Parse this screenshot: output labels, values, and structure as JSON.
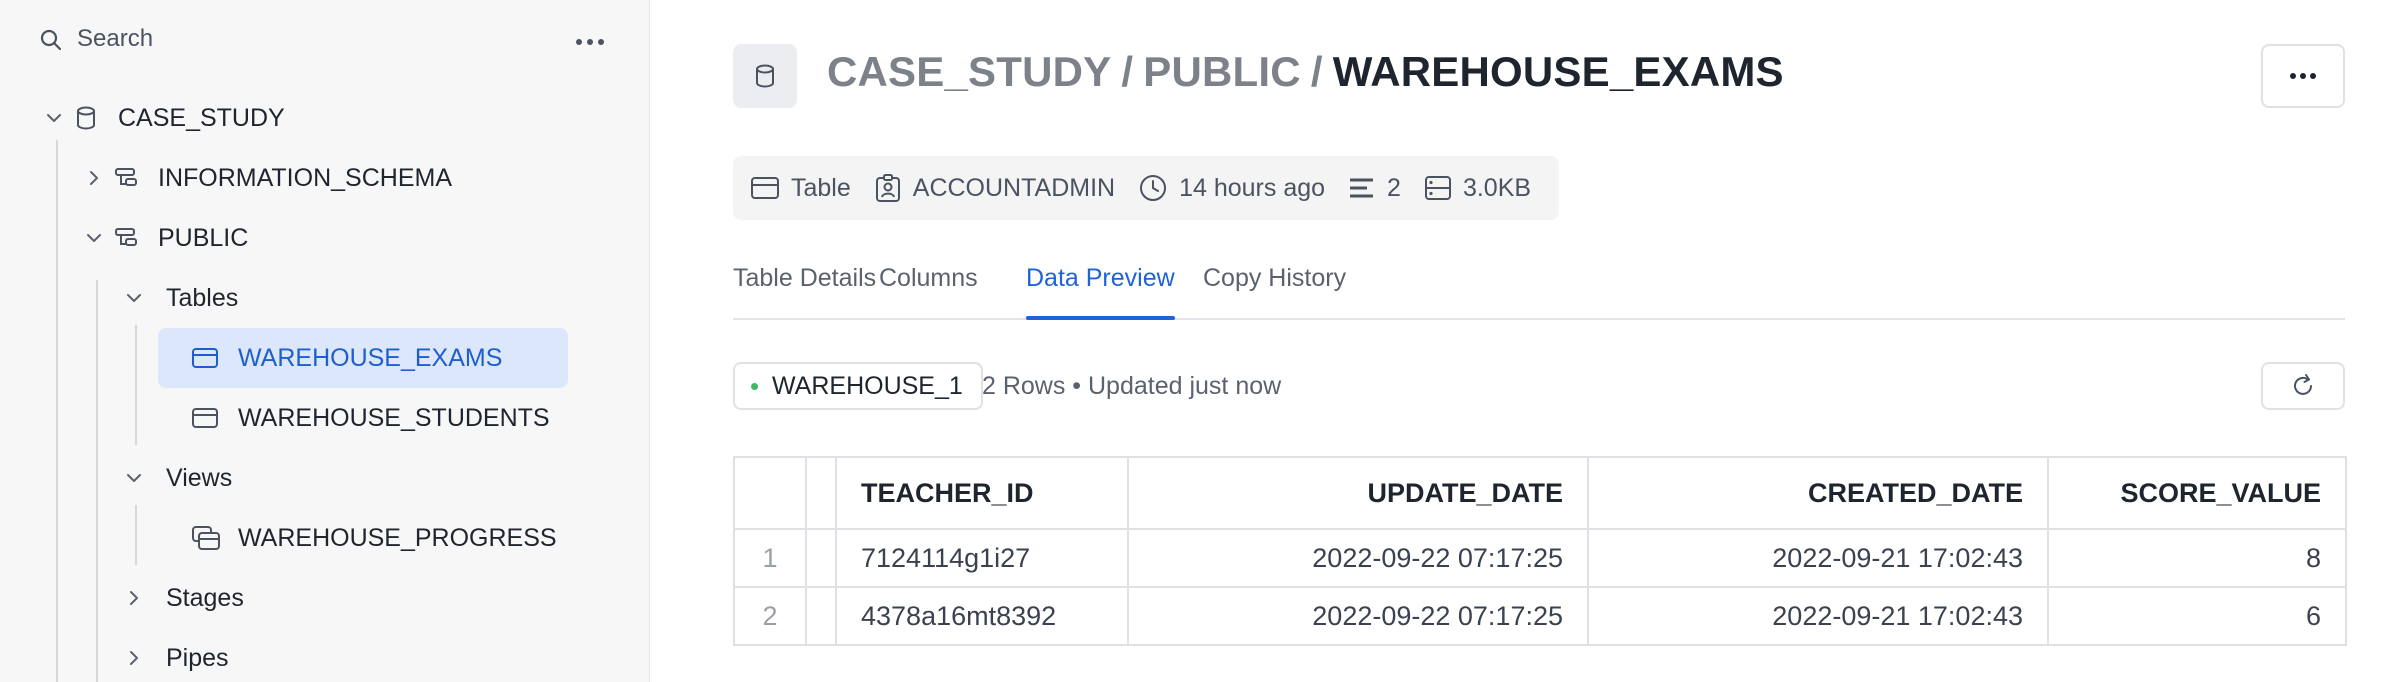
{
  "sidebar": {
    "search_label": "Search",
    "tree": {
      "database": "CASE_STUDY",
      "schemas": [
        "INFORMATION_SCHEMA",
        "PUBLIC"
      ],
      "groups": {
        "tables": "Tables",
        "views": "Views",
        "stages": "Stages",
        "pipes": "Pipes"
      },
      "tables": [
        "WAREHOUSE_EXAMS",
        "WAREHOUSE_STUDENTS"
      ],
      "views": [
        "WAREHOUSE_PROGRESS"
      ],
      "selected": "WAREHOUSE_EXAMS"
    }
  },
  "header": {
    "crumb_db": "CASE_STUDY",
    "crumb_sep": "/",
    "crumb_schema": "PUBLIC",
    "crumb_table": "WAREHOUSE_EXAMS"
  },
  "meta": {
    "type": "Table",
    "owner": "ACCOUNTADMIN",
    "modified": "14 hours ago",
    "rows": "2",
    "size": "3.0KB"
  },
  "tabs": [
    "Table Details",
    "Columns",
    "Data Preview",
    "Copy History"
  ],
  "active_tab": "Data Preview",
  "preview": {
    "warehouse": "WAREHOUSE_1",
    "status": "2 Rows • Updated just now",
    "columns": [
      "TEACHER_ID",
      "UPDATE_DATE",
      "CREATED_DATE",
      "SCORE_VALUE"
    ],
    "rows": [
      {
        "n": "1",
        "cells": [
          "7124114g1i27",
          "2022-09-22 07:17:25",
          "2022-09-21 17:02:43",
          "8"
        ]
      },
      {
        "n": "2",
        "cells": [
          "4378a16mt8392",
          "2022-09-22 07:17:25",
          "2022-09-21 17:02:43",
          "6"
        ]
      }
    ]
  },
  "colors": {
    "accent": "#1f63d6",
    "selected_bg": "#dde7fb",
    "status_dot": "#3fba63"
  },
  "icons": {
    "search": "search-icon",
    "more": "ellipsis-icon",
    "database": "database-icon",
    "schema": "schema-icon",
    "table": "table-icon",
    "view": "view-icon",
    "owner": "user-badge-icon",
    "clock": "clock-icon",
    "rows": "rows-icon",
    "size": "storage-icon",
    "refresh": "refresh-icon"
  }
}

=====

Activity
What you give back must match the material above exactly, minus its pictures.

Task answer
Parse this screenshot: output labels, values, and structure as JSON.
{
  "sidebar": {
    "search_label": "Search",
    "tree": {
      "database": "CASE_STUDY",
      "schemas": [
        "INFORMATION_SCHEMA",
        "PUBLIC"
      ],
      "groups": {
        "tables": "Tables",
        "views": "Views",
        "stages": "Stages",
        "pipes": "Pipes"
      },
      "tables": [
        "WAREHOUSE_EXAMS",
        "WAREHOUSE_STUDENTS"
      ],
      "views": [
        "WAREHOUSE_PROGRESS"
      ],
      "selected": "WAREHOUSE_EXAMS"
    }
  },
  "header": {
    "crumb_db": "CASE_STUDY",
    "crumb_sep": "/",
    "crumb_schema": "PUBLIC",
    "crumb_table": "WAREHOUSE_EXAMS"
  },
  "meta": {
    "type": "Table",
    "owner": "ACCOUNTADMIN",
    "modified": "14 hours ago",
    "rows": "2",
    "size": "3.0KB"
  },
  "tabs": [
    "Table Details",
    "Columns",
    "Data Preview",
    "Copy History"
  ],
  "active_tab": "Data Preview",
  "preview": {
    "warehouse": "WAREHOUSE_1",
    "status": "2 Rows • Updated just now",
    "columns": [
      "TEACHER_ID",
      "UPDATE_DATE",
      "CREATED_DATE",
      "SCORE_VALUE"
    ],
    "rows": [
      {
        "n": "1",
        "cells": [
          "7124114g1i27",
          "2022-09-22 07:17:25",
          "2022-09-21 17:02:43",
          "8"
        ]
      },
      {
        "n": "2",
        "cells": [
          "4378a16mt8392",
          "2022-09-22 07:17:25",
          "2022-09-21 17:02:43",
          "6"
        ]
      }
    ]
  },
  "colors": {
    "accent": "#1f63d6",
    "selected_bg": "#dde7fb",
    "status_dot": "#3fba63"
  },
  "icons": {
    "search": "search-icon",
    "more": "ellipsis-icon",
    "database": "database-icon",
    "schema": "schema-icon",
    "table": "table-icon",
    "view": "view-icon",
    "owner": "user-badge-icon",
    "clock": "clock-icon",
    "rows": "rows-icon",
    "size": "storage-icon",
    "refresh": "refresh-icon"
  }
}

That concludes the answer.